### ACTIVITY
Set every record down verbatim and omit the pictures.
_ _ _ _ _ _ _
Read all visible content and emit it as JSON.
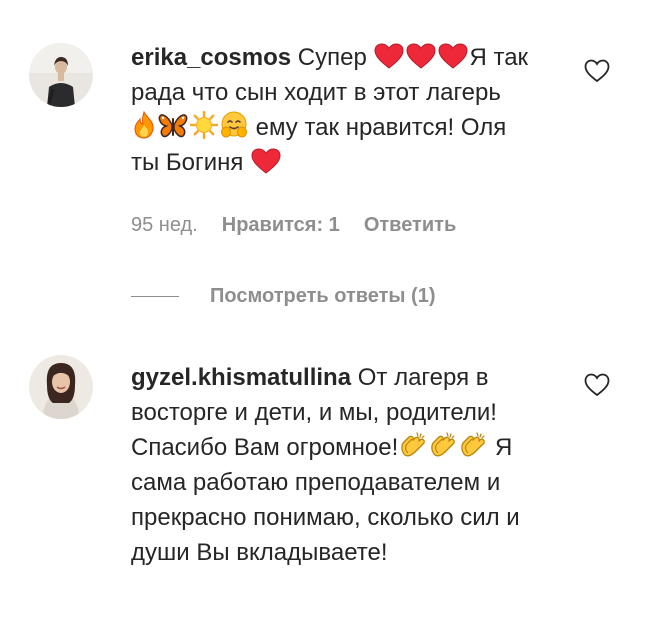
{
  "comments": [
    {
      "username": "erika_cosmos",
      "text_parts": [
        " Супер ",
        "Я так рада что сын ходит в этот лагерь ",
        " ему так нравится! Оля ты Богиня "
      ],
      "emojis": [
        "red-heart",
        "red-heart",
        "red-heart",
        "fire",
        "butterfly",
        "sun",
        "smiling-face-with-hands",
        "red-heart"
      ],
      "time": "95 нед.",
      "likes": "Нравится: 1",
      "reply": "Ответить",
      "view_replies": "Посмотреть ответы (1)"
    },
    {
      "username": "gyzel.khismatullina",
      "text_parts": [
        " От лагеря в восторге и дети, и мы, родители! Спасибо Вам огромное!",
        " Я сама работаю преподавателем и прекрасно понимаю, сколько сил и души Вы вкладываете!"
      ],
      "emojis": [
        "clapping-hands",
        "clapping-hands",
        "clapping-hands"
      ]
    }
  ],
  "colors": {
    "text": "#262626",
    "secondary": "#8e8e8e",
    "heart": "#ed2939",
    "emoji_yellow": "#ffc83d"
  }
}
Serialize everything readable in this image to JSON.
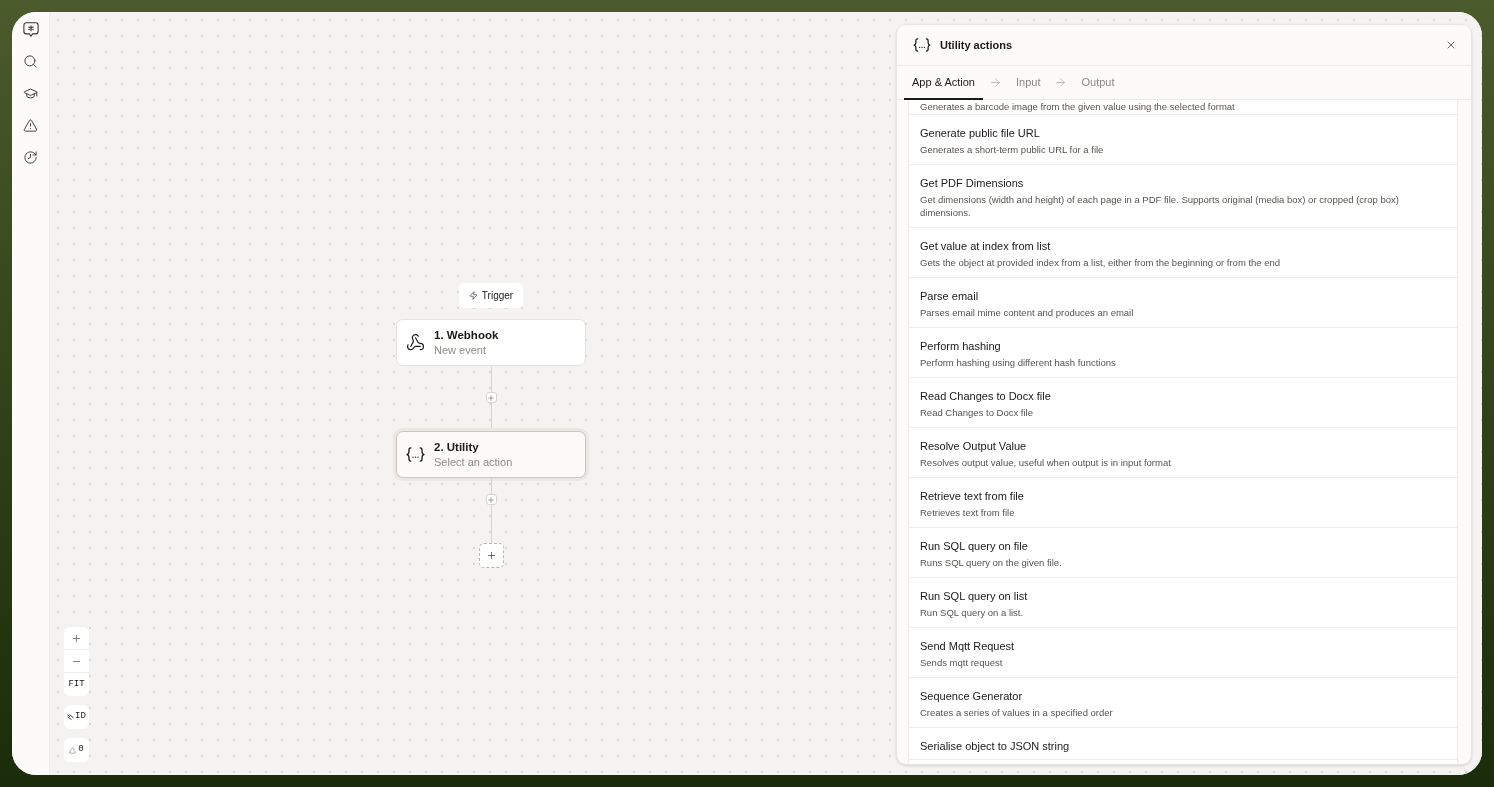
{
  "canvas": {
    "trigger": {
      "label": "Trigger"
    },
    "nodes": [
      {
        "kind": "webhook",
        "title": "1. Webhook",
        "subtitle": "New event",
        "selected": false
      },
      {
        "kind": "utility",
        "title": "2. Utility",
        "subtitle": "Select an action",
        "selected": true
      }
    ]
  },
  "canvas_controls": {
    "fit_label": "FIT",
    "id_label": "ID",
    "warning_count": "0"
  },
  "panel": {
    "title": "Utility actions",
    "tabs": [
      {
        "label": "App & Action",
        "selected": true
      },
      {
        "label": "Input",
        "selected": false
      },
      {
        "label": "Output",
        "selected": false
      }
    ],
    "actions": [
      {
        "description": "Generates a barcode image from the given value using the selected format"
      },
      {
        "title": "Generate public file URL",
        "description": "Generates a short-term public URL for a file"
      },
      {
        "title": "Get PDF Dimensions",
        "description": "Get dimensions (width and height) of each page in a PDF file. Supports original (media box) or cropped (crop box) dimensions."
      },
      {
        "title": "Get value at index from list",
        "description": "Gets the object at provided index from a list, either from the beginning or from the end"
      },
      {
        "title": "Parse email",
        "description": "Parses email mime content and produces an email"
      },
      {
        "title": "Perform hashing",
        "description": "Perform hashing using different hash functions"
      },
      {
        "title": "Read Changes to Docx file",
        "description": "Read Changes to Docx file"
      },
      {
        "title": "Resolve Output Value",
        "description": "Resolves output value, useful when output is in input format"
      },
      {
        "title": "Retrieve text from file",
        "description": "Retrieves text from file"
      },
      {
        "title": "Run SQL query on file",
        "description": "Runs SQL query on the given file."
      },
      {
        "title": "Run SQL query on list",
        "description": "Run SQL query on a list."
      },
      {
        "title": "Send Mqtt Request",
        "description": "Sends mqtt request"
      },
      {
        "title": "Sequence Generator",
        "description": "Creates a series of values in a specified order"
      },
      {
        "title": "Serialise object to JSON string"
      }
    ]
  }
}
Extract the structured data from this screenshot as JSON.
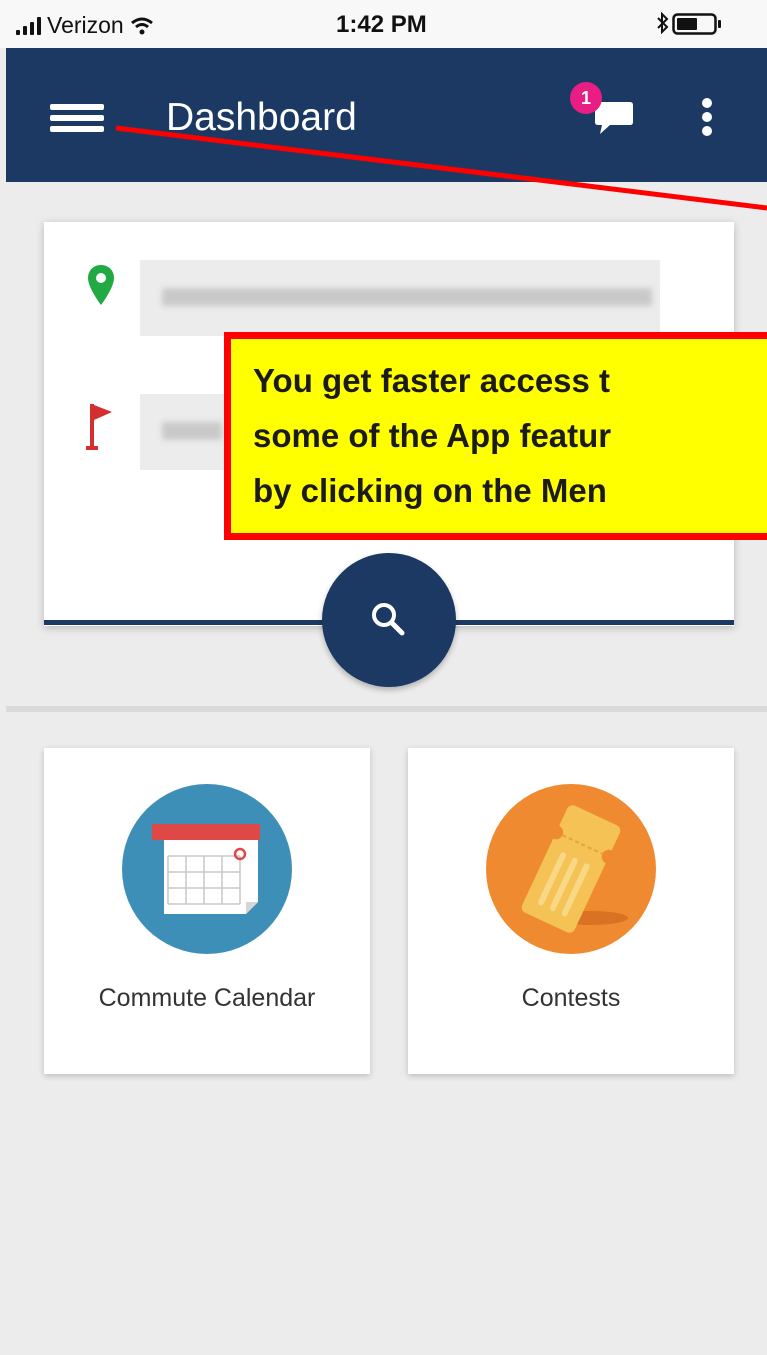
{
  "status_bar": {
    "carrier": "Verizon",
    "time": "1:42 PM",
    "icons": [
      "signal-icon",
      "wifi-icon",
      "bluetooth-icon",
      "battery-icon"
    ]
  },
  "header": {
    "title": "Dashboard",
    "notification_count": "1",
    "background_color": "#1c3963",
    "badge_color": "#e91e84"
  },
  "search_card": {
    "origin_icon": "map-pin-icon",
    "destination_icon": "flag-icon",
    "origin_pin_color": "#21a944",
    "destination_flag_color": "#d32f2f"
  },
  "tiles": [
    {
      "label": "Commute Calendar",
      "icon": "calendar-icon",
      "color": "#3e8fb8"
    },
    {
      "label": "Contests",
      "icon": "ticket-icon",
      "color": "#ef8a30"
    }
  ],
  "annotation": {
    "lines": [
      "You get faster access t",
      "some of the App featur",
      "by clicking on the Men"
    ],
    "highlight_color": "#ffff00",
    "border_color": "#ff0000"
  }
}
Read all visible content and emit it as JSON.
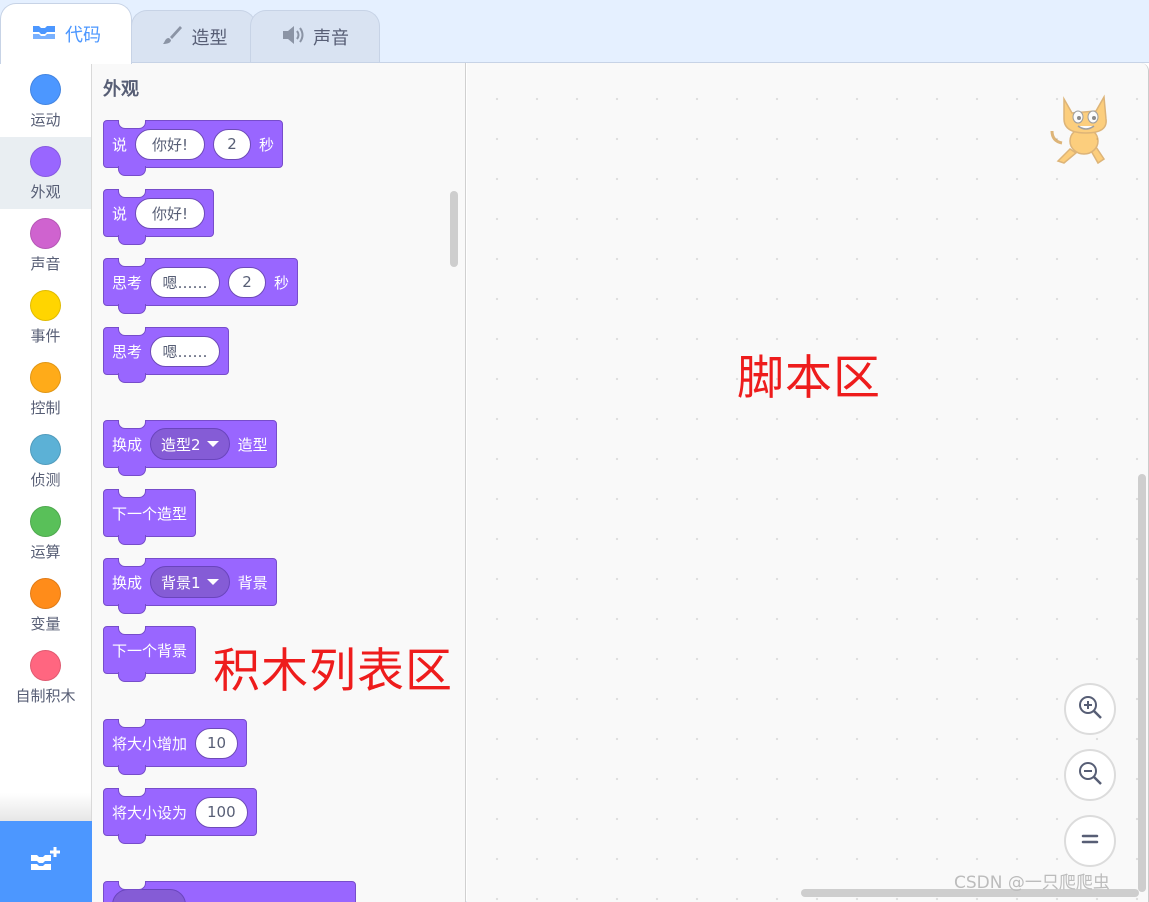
{
  "tabs": [
    {
      "label": "代码",
      "icon": "code-icon",
      "active": true
    },
    {
      "label": "造型",
      "icon": "brush-icon",
      "active": false
    },
    {
      "label": "声音",
      "icon": "speaker-icon",
      "active": false
    }
  ],
  "categories": [
    {
      "label": "运动",
      "color": "#4c97ff"
    },
    {
      "label": "外观",
      "color": "#9966ff"
    },
    {
      "label": "声音",
      "color": "#cf63cf"
    },
    {
      "label": "事件",
      "color": "#ffd500"
    },
    {
      "label": "控制",
      "color": "#ffab19"
    },
    {
      "label": "侦测",
      "color": "#5cb1d6"
    },
    {
      "label": "运算",
      "color": "#59c059"
    },
    {
      "label": "变量",
      "color": "#ff8c1a"
    },
    {
      "label": "自制积木",
      "color": "#ff6680"
    }
  ],
  "selected_category": "外观",
  "palette": {
    "title": "外观",
    "blocks": {
      "say_for": {
        "label": "说",
        "text": "你好!",
        "secs": "2",
        "unit": "秒"
      },
      "say": {
        "label": "说",
        "text": "你好!"
      },
      "think_for": {
        "label": "思考",
        "text": "嗯……",
        "secs": "2",
        "unit": "秒"
      },
      "think": {
        "label": "思考",
        "text": "嗯……"
      },
      "switch_costume": {
        "label": "换成",
        "value": "造型2",
        "suffix": "造型"
      },
      "next_costume": {
        "label": "下一个造型"
      },
      "switch_backdrop": {
        "label": "换成",
        "value": "背景1",
        "suffix": "背景"
      },
      "next_backdrop": {
        "label": "下一个背景"
      },
      "change_size": {
        "label": "将大小增加",
        "value": "10"
      },
      "set_size": {
        "label": "将大小设为",
        "value": "100"
      }
    }
  },
  "annotations": {
    "script_area": "脚本区",
    "block_palette": "积木列表区"
  },
  "watermark": "CSDN @一只爬爬虫",
  "colors": {
    "looks": "#9966ff",
    "accent": "#4c97ff"
  }
}
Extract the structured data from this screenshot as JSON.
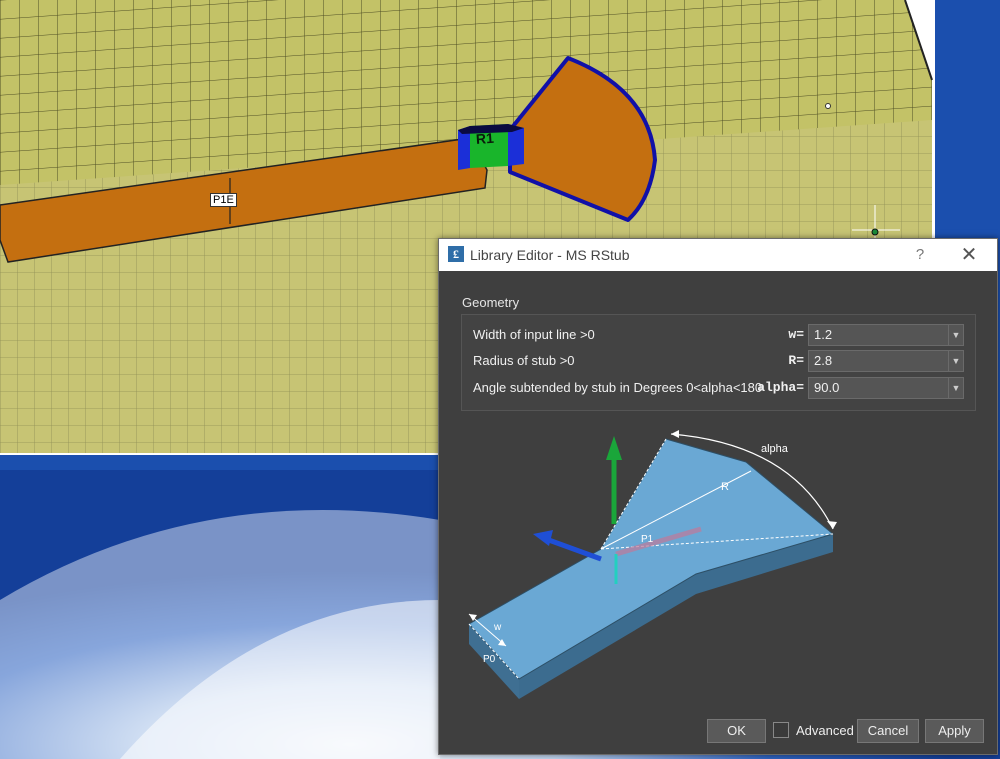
{
  "workspace": {
    "port_label": "P1E",
    "component_label": "R1"
  },
  "dialog": {
    "title": "Library Editor - MS RStub",
    "help_glyph": "?",
    "close_glyph": "✕",
    "section": "Geometry",
    "params": [
      {
        "label": "Width of input line >0",
        "symbol": "w=",
        "value": "1.2"
      },
      {
        "label": "Radius of stub >0",
        "symbol": "R=",
        "value": "2.8"
      },
      {
        "label": "Angle subtended by stub in Degrees 0<alpha<180",
        "symbol": "alpha=",
        "value": "90.0"
      }
    ],
    "diagram_labels": {
      "alpha": "alpha",
      "radius": "R",
      "port1": "P1",
      "width": "w",
      "port0": "P0"
    },
    "buttons": {
      "ok": "OK",
      "advanced": "Advanced",
      "cancel": "Cancel",
      "apply": "Apply"
    }
  }
}
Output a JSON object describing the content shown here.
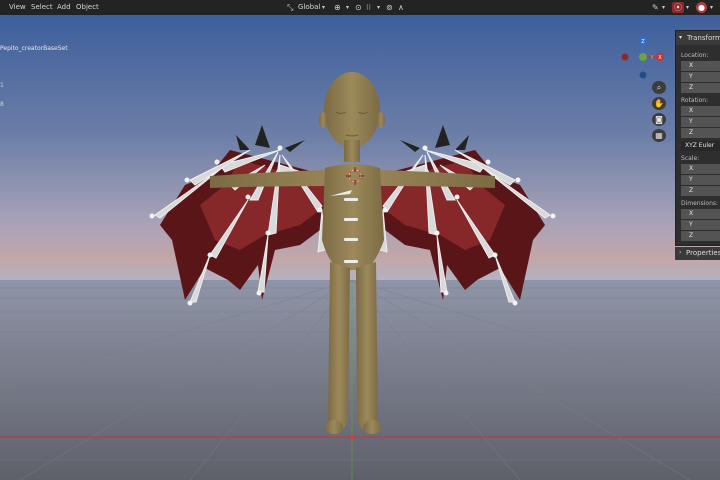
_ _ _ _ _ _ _
### EXERCISE OUTPUT
Read all visible content and emit it as JSON.
{
  "comments": [
    {
      "username": "erika_cosmos",
      "text_parts": [
        " Супер ",
        "Я так рада что сын ходит в этот лагерь ",
        " ему так нравится! Оля ты Богиня "
      ],
      "emojis": [
        "red-heart",
        "red-heart",
        "red-heart",
        "fire",
        "butterfly",
        "sun",
        "smiling-face-with-hands",
        "red-heart"
      ],
      "time": "95 нед.",
      "likes": "Нравится: 1",
      "reply": "Ответить",
      "view_replies": "Посмотреть ответы (1)"
    },
    {
      "username": "gyzel.khismatullina",
      "text_parts": [
        " От лагеря в восторге и дети, и мы, родители! Спасибо Вам огромное!",
        " Я сама работаю преподавателем и прекрасно понимаю, сколько сил и души Вы вкладываете!"
      ],
      "emojis": [
        "clapping-hands",
        "clapping-hands",
        "clapping-hands"
      ]
    }
  ],
  "colors": {
    "text": "#262626",
    "secondary": "#8e8e8e",
    "heart": "#ed2939",
    "emoji_yellow": "#ffc83d"
  }
}
Serialize everything readable in this image to JSON.
{
  "canvas": {
    "trigger": {
      "label": "Trigger"
    },
    "nodes": [
      {
        "kind": "webhook",
        "title": "1. Webhook",
        "subtitle": "New event",
        "selected": false
      },
      {
        "kind": "utility",
        "title": "2. Utility",
        "subtitle": "Select an action",
        "selected": true
      }
    ]
  },
  "canvas_controls": {
    "fit_label": "FIT",
    "id_label": "ID",
    "warning_count": "0"
  },
  "panel": {
    "title": "Utility actions",
    "tabs": [
      {
        "label": "App & Action",
        "selected": true
      },
      {
        "label": "Input",
        "selected": false
      },
      {
        "label": "Output",
        "selected": false
      }
    ],
    "actions": [
      {
        "description": "Generates a barcode image from the given value using the selected format"
      },
      {
        "title": "Generate public file URL",
        "description": "Generates a short-term public URL for a file"
      },
      {
        "title": "Get PDF Dimensions",
        "description": "Get dimensions (width and height) of each page in a PDF file. Supports original (media box) or cropped (crop box) dimensions."
      },
      {
        "title": "Get value at index from list",
        "description": "Gets the object at provided index from a list, either from the beginning or from the end"
      },
      {
        "title": "Parse email",
        "description": "Parses email mime content and produces an email"
      },
      {
        "title": "Perform hashing",
        "description": "Perform hashing using different hash functions"
      },
      {
        "title": "Read Changes to Docx file",
        "description": "Read Changes to Docx file"
      },
      {
        "title": "Resolve Output Value",
        "description": "Resolves output value, useful when output is in input format"
      },
      {
        "title": "Retrieve text from file",
        "description": "Retrieves text from file"
      },
      {
        "title": "Run SQL query on file",
        "description": "Runs SQL query on the given file."
      },
      {
        "title": "Run SQL query on list",
        "description": "Run SQL query on a list."
      },
      {
        "title": "Send Mqtt Request",
        "description": "Sends mqtt request"
      },
      {
        "title": "Sequence Generator",
        "description": "Creates a series of values in a specified order"
      },
      {
        "title": "Serialise object to JSON string"
      }
    ]
  }
}
Extract the structured data from this screenshot as JSON.
{
  "status_bar": {
    "carrier": "Verizon",
    "time": "1:42 PM",
    "icons": [
      "signal-icon",
      "wifi-icon",
      "bluetooth-icon",
      "battery-icon"
    ]
  },
  "header": {
    "title": "Dashboard",
    "notification_count": "1",
    "background_color": "#1c3963",
    "badge_color": "#e91e84"
  },
  "search_card": {
    "origin_icon": "map-pin-icon",
    "destination_icon": "flag-icon",
    "origin_pin_color": "#21a944",
    "destination_flag_color": "#d32f2f"
  },
  "tiles": [
    {
      "label": "Commute Calendar",
      "icon": "calendar-icon",
      "color": "#3e8fb8"
    },
    {
      "label": "Contests",
      "icon": "ticket-icon",
      "color": "#ef8a30"
    }
  ],
  "annotation": {
    "lines": [
      "You get faster access t",
      "some of the App featur",
      "by clicking on the Men"
    ],
    "highlight_color": "#ffff00",
    "border_color": "#ff0000"
  }
}
Read all visible content and emit it as JSON.
{
  "tabs": [
    {
      "label": "代码",
      "icon": "code-icon",
      "active": true
    },
    {
      "label": "造型",
      "icon": "brush-icon",
      "active": false
    },
    {
      "label": "声音",
      "icon": "speaker-icon",
      "active": false
    }
  ],
  "categories": [
    {
      "label": "运动",
      "color": "#4c97ff"
    },
    {
      "label": "外观",
      "color": "#9966ff"
    },
    {
      "label": "声音",
      "color": "#cf63cf"
    },
    {
      "label": "事件",
      "color": "#ffd500"
    },
    {
      "label": "控制",
      "color": "#ffab19"
    },
    {
      "label": "侦测",
      "color": "#5cb1d6"
    },
    {
      "label": "运算",
      "color": "#59c059"
    },
    {
      "label": "变量",
      "color": "#ff8c1a"
    },
    {
      "label": "自制积木",
      "color": "#ff6680"
    }
  ],
  "selected_category": "外观",
  "palette": {
    "title": "外观",
    "blocks": {
      "say_for": {
        "label": "说",
        "text": "你好!",
        "secs": "2",
        "unit": "秒"
      },
      "say": {
        "label": "说",
        "text": "你好!"
      },
      "think_for": {
        "label": "思考",
        "text": "嗯……",
        "secs": "2",
        "unit": "秒"
      },
      "think": {
        "label": "思考",
        "text": "嗯……"
      },
      "switch_costume": {
        "label": "换成",
        "value": "造型2",
        "suffix": "造型"
      },
      "next_costume": {
        "label": "下一个造型"
      },
      "switch_backdrop": {
        "label": "换成",
        "value": "背景1",
        "suffix": "背景"
      },
      "next_backdrop": {
        "label": "下一个背景"
      },
      "change_size": {
        "label": "将大小增加",
        "value": "10"
      },
      "set_size": {
        "label": "将大小设为",
        "value": "100"
      }
    }
  },
  "annotations": {
    "script_area": "脚本区",
    "block_palette": "积木列表区"
  },
  "watermark": "CSDN @一只爬爬虫",
  "colors": {
    "looks": "#9966ff",
    "accent": "#4c97ff"
  }
}
Extract the structured data from this screenshot as JSON.
{
  "workspace": {
    "port_label": "P1E",
    "component_label": "R1"
  },
  "dialog": {
    "title": "Library Editor - MS RStub",
    "help_glyph": "?",
    "close_glyph": "✕",
    "section": "Geometry",
    "params": [
      {
        "label": "Width of input line >0",
        "symbol": "w=",
        "value": "1.2"
      },
      {
        "label": "Radius of stub >0",
        "symbol": "R=",
        "value": "2.8"
      },
      {
        "label": "Angle subtended by stub in Degrees 0<alpha<180",
        "symbol": "alpha=",
        "value": "90.0"
      }
    ],
    "diagram_labels": {
      "alpha": "alpha",
      "radius": "R",
      "port1": "P1",
      "width": "w",
      "port0": "P0"
    },
    "buttons": {
      "ok": "OK",
      "advanced": "Advanced",
      "cancel": "Cancel",
      "apply": "Apply"
    }
  }
}
Output a JSON object describing the content shown here.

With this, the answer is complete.